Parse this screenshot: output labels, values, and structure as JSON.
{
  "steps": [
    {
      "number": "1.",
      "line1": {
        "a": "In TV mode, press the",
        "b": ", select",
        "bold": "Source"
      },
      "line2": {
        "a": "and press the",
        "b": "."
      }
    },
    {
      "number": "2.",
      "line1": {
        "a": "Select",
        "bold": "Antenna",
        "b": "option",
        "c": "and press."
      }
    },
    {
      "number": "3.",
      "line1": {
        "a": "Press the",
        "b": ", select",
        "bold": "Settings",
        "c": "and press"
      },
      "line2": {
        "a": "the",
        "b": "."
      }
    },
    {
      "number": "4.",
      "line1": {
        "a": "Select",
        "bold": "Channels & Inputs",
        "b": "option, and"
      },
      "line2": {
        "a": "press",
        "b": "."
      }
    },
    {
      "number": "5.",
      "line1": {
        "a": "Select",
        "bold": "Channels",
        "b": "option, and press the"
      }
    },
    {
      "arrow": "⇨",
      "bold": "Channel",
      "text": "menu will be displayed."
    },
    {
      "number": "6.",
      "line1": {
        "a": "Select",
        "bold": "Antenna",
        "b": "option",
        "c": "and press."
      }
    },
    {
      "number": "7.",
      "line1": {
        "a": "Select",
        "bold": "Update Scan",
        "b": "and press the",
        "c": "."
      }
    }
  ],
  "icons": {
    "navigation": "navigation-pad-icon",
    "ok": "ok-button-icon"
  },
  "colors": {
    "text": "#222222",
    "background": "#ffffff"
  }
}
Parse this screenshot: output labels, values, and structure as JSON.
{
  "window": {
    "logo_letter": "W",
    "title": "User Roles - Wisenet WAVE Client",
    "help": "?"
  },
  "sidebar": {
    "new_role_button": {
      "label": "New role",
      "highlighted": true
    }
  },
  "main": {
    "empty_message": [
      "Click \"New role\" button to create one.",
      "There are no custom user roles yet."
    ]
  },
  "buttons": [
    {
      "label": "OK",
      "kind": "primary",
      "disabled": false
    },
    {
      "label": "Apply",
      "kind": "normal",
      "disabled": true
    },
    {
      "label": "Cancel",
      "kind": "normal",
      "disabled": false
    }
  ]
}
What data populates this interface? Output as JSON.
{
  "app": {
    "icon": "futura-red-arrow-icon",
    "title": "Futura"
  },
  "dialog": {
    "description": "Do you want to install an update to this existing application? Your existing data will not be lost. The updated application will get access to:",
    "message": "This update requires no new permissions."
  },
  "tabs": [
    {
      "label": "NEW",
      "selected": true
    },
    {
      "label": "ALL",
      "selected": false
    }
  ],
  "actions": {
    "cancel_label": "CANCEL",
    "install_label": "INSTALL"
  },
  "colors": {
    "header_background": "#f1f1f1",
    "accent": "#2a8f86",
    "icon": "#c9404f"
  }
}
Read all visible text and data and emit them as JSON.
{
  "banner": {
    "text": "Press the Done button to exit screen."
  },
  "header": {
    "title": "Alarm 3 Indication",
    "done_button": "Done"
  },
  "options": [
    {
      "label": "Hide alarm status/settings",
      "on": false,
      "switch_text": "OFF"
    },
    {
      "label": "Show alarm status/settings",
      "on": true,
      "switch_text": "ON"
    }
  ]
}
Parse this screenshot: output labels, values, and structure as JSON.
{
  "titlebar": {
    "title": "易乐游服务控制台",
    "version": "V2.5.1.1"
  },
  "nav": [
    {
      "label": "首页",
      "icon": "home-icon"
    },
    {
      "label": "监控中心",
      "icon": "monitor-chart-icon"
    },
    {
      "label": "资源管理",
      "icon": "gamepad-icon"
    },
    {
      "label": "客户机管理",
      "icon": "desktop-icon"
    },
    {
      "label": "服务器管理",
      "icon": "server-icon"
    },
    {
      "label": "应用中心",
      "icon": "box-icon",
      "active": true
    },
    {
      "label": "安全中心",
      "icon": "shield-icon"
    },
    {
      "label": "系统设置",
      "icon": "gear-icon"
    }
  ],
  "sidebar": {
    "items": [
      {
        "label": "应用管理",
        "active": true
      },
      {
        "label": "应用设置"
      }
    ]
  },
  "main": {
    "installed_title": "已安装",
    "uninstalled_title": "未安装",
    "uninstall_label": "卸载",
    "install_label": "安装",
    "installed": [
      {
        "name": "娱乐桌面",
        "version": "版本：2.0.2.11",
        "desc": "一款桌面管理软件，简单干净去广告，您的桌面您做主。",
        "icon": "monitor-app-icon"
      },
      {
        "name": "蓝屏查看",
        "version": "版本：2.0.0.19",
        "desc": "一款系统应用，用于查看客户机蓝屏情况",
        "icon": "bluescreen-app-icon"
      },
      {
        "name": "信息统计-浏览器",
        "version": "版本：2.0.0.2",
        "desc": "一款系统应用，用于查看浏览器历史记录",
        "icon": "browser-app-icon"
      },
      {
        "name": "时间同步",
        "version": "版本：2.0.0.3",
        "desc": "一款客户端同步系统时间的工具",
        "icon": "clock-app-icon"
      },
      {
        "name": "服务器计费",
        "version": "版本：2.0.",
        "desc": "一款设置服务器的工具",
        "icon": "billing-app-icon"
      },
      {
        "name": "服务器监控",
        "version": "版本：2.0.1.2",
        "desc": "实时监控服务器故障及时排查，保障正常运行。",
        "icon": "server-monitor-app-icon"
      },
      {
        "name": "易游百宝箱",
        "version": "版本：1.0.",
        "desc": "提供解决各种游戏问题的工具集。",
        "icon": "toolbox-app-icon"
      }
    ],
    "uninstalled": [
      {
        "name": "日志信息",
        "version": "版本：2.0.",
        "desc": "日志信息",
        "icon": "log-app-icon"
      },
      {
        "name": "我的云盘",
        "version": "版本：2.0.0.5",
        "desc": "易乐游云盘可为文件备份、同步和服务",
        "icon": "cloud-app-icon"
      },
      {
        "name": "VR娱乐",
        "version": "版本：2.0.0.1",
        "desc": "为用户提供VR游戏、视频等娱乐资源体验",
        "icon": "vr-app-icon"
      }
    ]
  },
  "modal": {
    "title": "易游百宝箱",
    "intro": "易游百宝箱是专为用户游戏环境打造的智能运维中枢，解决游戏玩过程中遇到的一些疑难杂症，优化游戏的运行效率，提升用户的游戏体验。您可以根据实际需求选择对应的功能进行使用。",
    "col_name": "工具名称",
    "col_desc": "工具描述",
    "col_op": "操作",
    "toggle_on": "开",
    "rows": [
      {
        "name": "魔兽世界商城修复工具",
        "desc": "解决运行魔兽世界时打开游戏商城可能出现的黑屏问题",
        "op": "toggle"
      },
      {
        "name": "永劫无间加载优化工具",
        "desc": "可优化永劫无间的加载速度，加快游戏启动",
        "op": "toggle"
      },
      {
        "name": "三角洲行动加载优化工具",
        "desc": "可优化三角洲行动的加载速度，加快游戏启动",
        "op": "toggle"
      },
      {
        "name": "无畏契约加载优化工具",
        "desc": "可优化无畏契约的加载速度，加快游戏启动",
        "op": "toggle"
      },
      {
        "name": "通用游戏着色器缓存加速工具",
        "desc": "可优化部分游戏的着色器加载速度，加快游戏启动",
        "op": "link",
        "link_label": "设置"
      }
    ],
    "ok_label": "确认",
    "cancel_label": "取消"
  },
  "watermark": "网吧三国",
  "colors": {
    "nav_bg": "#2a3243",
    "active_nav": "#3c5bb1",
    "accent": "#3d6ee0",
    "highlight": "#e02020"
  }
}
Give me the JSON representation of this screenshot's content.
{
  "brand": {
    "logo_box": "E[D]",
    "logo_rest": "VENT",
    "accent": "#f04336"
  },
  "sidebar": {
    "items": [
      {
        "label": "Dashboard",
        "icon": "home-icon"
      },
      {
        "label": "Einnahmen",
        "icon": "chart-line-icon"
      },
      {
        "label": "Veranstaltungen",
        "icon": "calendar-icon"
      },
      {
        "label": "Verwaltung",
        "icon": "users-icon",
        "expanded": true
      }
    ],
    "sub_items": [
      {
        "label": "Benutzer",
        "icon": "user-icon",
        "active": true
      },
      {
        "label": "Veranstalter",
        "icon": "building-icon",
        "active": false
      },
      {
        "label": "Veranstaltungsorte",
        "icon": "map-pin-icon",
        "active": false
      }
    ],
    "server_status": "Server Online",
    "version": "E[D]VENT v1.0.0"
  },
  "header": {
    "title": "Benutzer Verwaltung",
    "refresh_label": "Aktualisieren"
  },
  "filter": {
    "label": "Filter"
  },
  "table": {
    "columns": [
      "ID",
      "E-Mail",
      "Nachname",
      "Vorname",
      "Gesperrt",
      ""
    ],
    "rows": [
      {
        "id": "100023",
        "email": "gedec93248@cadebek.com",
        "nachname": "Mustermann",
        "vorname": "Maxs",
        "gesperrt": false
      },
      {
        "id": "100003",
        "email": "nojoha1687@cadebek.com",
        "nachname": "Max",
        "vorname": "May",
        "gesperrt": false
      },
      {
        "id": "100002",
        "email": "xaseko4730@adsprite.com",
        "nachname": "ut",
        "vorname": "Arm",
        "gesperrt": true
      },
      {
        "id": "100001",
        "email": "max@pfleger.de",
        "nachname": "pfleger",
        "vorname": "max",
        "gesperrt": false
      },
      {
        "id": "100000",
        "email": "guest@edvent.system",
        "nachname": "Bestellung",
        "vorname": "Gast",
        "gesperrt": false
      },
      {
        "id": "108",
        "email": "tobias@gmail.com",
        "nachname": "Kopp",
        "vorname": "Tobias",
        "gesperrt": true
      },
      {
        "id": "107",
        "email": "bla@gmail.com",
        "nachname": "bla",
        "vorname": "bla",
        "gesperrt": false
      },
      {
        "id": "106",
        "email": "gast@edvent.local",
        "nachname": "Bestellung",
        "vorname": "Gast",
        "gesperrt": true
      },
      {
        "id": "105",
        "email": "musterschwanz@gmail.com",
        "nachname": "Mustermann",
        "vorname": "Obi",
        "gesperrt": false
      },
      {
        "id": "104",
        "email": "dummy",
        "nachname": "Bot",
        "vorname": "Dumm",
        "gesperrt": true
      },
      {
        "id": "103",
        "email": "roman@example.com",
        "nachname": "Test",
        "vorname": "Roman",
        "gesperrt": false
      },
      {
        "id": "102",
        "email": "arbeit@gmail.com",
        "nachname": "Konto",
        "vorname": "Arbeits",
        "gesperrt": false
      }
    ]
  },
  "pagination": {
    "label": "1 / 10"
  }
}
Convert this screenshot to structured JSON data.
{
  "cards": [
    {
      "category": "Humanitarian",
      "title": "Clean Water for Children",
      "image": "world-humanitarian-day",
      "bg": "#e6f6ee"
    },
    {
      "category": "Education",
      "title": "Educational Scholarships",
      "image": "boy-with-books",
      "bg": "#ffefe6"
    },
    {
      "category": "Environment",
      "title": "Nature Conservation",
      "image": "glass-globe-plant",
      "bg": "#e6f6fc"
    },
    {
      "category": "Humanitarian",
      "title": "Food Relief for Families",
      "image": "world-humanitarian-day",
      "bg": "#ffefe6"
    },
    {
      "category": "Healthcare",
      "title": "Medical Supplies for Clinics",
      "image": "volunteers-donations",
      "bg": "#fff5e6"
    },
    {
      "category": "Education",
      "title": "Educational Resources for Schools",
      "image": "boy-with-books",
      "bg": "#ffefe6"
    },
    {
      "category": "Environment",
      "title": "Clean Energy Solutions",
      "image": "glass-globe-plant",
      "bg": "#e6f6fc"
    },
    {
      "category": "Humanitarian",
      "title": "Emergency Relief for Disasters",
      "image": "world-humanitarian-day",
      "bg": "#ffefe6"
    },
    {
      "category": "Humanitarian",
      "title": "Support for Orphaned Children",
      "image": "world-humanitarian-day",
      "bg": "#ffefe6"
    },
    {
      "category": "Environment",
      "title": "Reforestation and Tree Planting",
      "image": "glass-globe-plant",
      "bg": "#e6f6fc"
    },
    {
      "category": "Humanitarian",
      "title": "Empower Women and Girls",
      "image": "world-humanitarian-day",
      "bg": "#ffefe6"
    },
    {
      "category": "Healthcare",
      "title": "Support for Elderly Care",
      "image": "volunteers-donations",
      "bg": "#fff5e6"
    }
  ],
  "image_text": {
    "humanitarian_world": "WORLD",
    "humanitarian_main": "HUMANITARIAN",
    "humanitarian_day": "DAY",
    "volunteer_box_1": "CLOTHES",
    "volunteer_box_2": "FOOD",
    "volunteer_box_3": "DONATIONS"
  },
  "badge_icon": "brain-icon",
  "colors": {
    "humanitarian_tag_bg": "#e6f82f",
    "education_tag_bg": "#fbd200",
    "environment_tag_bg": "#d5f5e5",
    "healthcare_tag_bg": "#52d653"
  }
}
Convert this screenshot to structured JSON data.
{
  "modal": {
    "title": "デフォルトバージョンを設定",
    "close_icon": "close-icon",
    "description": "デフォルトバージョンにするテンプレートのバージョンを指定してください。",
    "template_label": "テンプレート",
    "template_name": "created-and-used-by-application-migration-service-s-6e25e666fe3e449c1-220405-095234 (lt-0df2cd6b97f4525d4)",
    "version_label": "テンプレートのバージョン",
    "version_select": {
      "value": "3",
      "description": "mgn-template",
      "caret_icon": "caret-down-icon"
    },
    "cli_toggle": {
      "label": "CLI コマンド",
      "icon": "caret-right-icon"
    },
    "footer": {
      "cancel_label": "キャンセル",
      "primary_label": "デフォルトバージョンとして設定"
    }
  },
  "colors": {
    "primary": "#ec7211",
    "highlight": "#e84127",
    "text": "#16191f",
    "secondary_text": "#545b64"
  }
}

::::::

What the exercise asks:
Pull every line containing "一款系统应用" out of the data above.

Result:
        "desc": "一款系统应用，用于查看客户机蓝屏情况",
        "desc": "一款系统应用，用于查看浏览器历史记录",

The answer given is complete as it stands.